IMR Press / JIN / Volume 21 / Issue 2 / DOI: 10.31083/j.jin2102062
Open Access Review
Osteopontin in post-subarachnoid hemorrhage pathologies
Show Less
1 Department of Neurosurgery, Mie University Graduate School of Medicine, Tsu, 514-8507 Mie, Japan
*Correspondence: (Hidenori Suzuki)
These authors contributed equally.
Academic Editor: Teng Jiang
J. Integr. Neurosci. 2022, 21(2), 62;
Submitted: 30 June 2021 | Revised: 9 August 2021 | Accepted: 27 August 2021 | Published: 23 March 2022
Copyright: © 2022 The Author(s). Published by IMR Press.
This is an open access article under the CC BY 4.0 license.

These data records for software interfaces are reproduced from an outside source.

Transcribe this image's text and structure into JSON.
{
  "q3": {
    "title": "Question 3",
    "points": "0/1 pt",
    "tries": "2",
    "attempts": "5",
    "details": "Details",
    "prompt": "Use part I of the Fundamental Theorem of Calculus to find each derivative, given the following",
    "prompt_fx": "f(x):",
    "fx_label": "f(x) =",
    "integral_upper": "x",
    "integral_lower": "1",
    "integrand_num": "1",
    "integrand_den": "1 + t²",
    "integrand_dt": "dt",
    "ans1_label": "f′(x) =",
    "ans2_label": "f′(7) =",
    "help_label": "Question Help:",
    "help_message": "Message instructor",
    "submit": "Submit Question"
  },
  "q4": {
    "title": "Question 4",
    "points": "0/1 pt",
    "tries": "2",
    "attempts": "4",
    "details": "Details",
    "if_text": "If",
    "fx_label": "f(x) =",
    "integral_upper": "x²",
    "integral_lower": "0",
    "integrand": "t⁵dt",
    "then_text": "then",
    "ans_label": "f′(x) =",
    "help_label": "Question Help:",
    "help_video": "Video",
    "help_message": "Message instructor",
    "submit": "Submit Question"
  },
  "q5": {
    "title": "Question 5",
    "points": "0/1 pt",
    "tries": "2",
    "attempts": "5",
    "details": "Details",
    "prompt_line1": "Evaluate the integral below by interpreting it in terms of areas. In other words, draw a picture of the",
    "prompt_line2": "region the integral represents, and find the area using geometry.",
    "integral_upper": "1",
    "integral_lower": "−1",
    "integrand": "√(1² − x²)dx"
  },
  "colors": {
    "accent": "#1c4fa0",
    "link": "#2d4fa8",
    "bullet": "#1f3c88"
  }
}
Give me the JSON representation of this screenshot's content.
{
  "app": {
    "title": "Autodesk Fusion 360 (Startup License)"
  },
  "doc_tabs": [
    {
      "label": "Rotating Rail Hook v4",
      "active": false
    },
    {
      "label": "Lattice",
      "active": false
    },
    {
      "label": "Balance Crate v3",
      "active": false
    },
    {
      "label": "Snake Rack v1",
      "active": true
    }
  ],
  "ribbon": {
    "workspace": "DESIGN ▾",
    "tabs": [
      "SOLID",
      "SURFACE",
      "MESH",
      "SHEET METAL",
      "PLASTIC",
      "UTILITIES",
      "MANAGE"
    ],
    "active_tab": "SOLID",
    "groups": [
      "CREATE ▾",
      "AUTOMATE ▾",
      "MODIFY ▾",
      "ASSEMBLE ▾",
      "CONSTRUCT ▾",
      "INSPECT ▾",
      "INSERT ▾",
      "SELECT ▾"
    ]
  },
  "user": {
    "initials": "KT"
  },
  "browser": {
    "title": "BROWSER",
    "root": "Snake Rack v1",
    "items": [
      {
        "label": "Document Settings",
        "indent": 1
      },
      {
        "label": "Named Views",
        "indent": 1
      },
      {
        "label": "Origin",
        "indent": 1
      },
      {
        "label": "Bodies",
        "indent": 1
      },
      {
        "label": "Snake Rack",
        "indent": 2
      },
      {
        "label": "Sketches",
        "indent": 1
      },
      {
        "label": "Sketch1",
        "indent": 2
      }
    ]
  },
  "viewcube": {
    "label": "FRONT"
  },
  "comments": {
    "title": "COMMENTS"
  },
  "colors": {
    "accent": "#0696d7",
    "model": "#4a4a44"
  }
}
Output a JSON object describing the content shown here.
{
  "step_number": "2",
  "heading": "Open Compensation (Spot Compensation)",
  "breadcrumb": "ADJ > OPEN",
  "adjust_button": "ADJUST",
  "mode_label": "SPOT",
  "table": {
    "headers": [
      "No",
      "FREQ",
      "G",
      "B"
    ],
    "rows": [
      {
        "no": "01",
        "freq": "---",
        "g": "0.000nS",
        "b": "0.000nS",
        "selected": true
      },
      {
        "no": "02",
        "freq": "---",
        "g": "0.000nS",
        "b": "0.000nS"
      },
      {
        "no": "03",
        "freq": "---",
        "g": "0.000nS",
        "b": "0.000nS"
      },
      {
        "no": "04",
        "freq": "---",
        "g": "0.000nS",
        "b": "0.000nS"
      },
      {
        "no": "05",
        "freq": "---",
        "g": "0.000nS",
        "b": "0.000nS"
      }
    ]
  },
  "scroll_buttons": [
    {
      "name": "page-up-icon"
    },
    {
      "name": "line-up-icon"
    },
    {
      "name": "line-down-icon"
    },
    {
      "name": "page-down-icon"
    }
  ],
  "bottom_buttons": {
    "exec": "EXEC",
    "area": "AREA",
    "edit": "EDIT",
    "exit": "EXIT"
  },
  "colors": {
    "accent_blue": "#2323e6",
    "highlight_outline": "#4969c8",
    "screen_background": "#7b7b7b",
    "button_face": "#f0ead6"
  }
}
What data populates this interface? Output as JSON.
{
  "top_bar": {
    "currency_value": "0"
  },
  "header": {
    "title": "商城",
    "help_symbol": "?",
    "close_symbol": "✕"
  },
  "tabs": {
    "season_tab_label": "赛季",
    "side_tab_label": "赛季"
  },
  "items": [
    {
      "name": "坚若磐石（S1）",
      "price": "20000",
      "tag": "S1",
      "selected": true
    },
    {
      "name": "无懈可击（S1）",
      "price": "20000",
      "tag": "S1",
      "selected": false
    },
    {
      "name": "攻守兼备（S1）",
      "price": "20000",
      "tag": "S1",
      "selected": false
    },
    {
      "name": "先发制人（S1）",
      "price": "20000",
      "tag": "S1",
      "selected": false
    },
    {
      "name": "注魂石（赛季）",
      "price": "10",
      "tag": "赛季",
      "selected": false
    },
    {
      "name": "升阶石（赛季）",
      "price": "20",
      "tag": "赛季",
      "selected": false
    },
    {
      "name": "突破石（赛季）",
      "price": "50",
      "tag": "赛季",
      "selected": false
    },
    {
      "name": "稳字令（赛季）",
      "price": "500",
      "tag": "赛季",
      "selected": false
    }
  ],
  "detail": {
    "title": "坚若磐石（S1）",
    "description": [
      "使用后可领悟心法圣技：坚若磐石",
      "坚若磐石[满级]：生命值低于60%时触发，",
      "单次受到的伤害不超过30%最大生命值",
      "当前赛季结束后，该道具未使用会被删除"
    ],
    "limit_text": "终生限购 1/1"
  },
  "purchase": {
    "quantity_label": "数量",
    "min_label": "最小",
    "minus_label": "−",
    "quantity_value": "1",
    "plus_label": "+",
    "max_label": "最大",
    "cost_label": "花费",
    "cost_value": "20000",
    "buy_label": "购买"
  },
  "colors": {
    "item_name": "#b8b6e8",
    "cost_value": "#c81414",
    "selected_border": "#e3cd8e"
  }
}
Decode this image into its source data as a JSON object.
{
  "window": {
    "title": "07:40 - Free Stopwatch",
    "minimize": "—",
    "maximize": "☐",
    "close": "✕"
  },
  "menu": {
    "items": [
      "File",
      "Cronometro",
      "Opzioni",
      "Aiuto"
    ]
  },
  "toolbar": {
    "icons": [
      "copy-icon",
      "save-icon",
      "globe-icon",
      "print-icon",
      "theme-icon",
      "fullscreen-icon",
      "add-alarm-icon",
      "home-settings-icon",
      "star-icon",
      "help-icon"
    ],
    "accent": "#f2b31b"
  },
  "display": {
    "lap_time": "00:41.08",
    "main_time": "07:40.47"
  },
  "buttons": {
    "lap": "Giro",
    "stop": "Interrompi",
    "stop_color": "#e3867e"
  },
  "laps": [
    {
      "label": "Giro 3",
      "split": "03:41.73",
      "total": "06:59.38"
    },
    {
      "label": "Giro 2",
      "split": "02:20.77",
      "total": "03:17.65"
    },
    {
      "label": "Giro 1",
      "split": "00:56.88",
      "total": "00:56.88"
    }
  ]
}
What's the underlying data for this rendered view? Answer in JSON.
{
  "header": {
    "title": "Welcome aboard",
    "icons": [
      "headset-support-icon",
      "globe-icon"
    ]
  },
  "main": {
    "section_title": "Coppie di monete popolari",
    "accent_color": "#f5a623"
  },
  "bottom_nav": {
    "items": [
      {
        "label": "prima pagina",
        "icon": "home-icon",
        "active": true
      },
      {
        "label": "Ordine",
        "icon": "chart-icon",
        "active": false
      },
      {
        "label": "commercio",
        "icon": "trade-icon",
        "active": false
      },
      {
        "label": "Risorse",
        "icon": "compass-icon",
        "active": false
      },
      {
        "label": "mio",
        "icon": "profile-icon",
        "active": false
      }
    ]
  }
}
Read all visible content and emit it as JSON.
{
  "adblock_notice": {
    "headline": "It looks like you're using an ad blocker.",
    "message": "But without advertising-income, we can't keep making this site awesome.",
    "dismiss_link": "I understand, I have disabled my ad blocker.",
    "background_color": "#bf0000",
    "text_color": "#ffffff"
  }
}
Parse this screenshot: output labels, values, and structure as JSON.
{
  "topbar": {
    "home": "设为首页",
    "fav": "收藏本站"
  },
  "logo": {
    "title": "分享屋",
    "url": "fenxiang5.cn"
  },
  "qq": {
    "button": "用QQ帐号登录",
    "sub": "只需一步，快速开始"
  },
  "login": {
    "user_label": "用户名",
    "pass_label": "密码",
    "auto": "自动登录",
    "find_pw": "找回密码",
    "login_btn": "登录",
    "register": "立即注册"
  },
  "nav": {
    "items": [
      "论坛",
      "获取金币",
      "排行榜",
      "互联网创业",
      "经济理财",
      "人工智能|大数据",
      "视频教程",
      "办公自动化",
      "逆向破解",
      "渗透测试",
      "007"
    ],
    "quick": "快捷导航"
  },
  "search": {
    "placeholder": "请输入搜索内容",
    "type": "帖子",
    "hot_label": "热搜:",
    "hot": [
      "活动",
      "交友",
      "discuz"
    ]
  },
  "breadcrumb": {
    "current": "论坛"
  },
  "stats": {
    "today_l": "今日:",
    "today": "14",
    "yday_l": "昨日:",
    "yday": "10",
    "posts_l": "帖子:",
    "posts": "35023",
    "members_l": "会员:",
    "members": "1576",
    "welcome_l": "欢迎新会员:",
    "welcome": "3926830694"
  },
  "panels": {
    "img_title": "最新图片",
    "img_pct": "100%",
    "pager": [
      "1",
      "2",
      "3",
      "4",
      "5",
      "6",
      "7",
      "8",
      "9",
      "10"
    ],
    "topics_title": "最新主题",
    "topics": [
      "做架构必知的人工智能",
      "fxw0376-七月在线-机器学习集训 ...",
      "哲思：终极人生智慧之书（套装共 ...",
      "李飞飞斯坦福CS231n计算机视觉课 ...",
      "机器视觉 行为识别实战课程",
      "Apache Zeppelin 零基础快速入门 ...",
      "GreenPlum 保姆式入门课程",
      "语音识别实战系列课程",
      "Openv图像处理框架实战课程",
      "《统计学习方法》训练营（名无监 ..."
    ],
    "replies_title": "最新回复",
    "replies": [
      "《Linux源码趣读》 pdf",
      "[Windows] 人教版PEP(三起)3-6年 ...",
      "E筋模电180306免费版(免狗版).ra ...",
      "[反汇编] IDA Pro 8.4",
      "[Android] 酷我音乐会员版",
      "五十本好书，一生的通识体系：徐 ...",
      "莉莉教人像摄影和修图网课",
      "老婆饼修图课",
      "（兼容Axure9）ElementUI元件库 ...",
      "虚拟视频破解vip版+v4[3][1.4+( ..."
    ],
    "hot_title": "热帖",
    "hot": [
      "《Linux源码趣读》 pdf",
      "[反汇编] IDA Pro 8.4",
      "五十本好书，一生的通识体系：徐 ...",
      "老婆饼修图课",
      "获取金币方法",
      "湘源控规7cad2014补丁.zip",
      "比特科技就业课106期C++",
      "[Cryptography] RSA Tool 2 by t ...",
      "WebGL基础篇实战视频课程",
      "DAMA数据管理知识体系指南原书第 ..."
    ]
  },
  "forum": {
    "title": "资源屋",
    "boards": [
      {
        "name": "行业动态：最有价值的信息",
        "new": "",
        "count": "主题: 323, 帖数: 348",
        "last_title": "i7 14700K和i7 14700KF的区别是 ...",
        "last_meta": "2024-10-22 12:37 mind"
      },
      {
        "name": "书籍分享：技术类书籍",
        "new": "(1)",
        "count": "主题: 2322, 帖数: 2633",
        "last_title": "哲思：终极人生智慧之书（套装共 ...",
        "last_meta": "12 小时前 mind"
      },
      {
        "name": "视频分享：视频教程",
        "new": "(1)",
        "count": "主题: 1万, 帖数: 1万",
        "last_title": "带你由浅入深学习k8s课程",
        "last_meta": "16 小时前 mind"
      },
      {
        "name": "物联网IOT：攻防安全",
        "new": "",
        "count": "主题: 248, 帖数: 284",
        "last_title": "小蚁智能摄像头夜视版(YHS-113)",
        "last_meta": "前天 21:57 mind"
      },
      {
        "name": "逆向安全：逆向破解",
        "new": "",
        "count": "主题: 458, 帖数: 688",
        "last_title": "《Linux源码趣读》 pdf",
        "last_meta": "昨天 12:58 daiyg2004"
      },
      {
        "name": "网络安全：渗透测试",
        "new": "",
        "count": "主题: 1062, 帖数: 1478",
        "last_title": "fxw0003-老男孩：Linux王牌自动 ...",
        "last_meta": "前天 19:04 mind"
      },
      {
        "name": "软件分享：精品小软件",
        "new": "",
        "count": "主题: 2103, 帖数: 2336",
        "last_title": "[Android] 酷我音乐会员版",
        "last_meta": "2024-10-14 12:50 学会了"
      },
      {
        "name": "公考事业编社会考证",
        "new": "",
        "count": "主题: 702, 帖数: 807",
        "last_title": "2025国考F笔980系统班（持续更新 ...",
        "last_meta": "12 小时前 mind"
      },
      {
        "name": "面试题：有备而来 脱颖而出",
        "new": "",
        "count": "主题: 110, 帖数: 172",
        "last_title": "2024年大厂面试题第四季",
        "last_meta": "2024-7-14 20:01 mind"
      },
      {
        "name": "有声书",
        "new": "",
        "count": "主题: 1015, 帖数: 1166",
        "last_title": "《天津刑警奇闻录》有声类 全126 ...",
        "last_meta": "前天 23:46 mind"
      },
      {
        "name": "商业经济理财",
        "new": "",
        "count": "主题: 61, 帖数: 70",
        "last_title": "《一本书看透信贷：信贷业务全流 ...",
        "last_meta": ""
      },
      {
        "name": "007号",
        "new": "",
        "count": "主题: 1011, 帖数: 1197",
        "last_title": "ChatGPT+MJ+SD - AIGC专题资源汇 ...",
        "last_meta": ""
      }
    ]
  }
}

Rupture of intracranial aneurysms causes subarachnoid hemorrhage (SAH), of which the treatment remains the most difficult among cerebrovascular disorders even in this modern medical era. Following successful surgical ablation of ruptured intracranial aneurysms, other conditions may be encountered including delayed cerebral ischemia and chronic hydrocephalus, in addition to early brain injury. Osteopontin (OPN) is one of matricellular proteins that have cytokine-like effect on various cells and act as secretory extracellular matrix proteins between cells. The complexity of OPN functions is attributed to its several isoforms, cleavage sites and functional changes determined by its differing isoforms following various cleavages or other post-translational modifications. Notably, OPN functions beneficially or harmfully in accordance with the context of OPN upregulation. In the field of aneurysmal SAH, OPN has exerted neuroprotective effects against early brain injury and delayed cerebral ischemia by suppressing apoptosis of neurons, disruption of blood-brain barrier, and/or cerebrovascular constriction, while excessive and prolonged secretion of OPN can be harmful through the occurrence of chronic hydrocephalus requiring shunt surgery. This is a review article that is focused on OPN’s potential roles in post-SAH pathologies.

Cerebral infarction
Cerebral vasospasm
Early brain injury
Shunt-dependent hydrocephalus
Subarachnoid hemorrhage
Fig. 1.
Back to top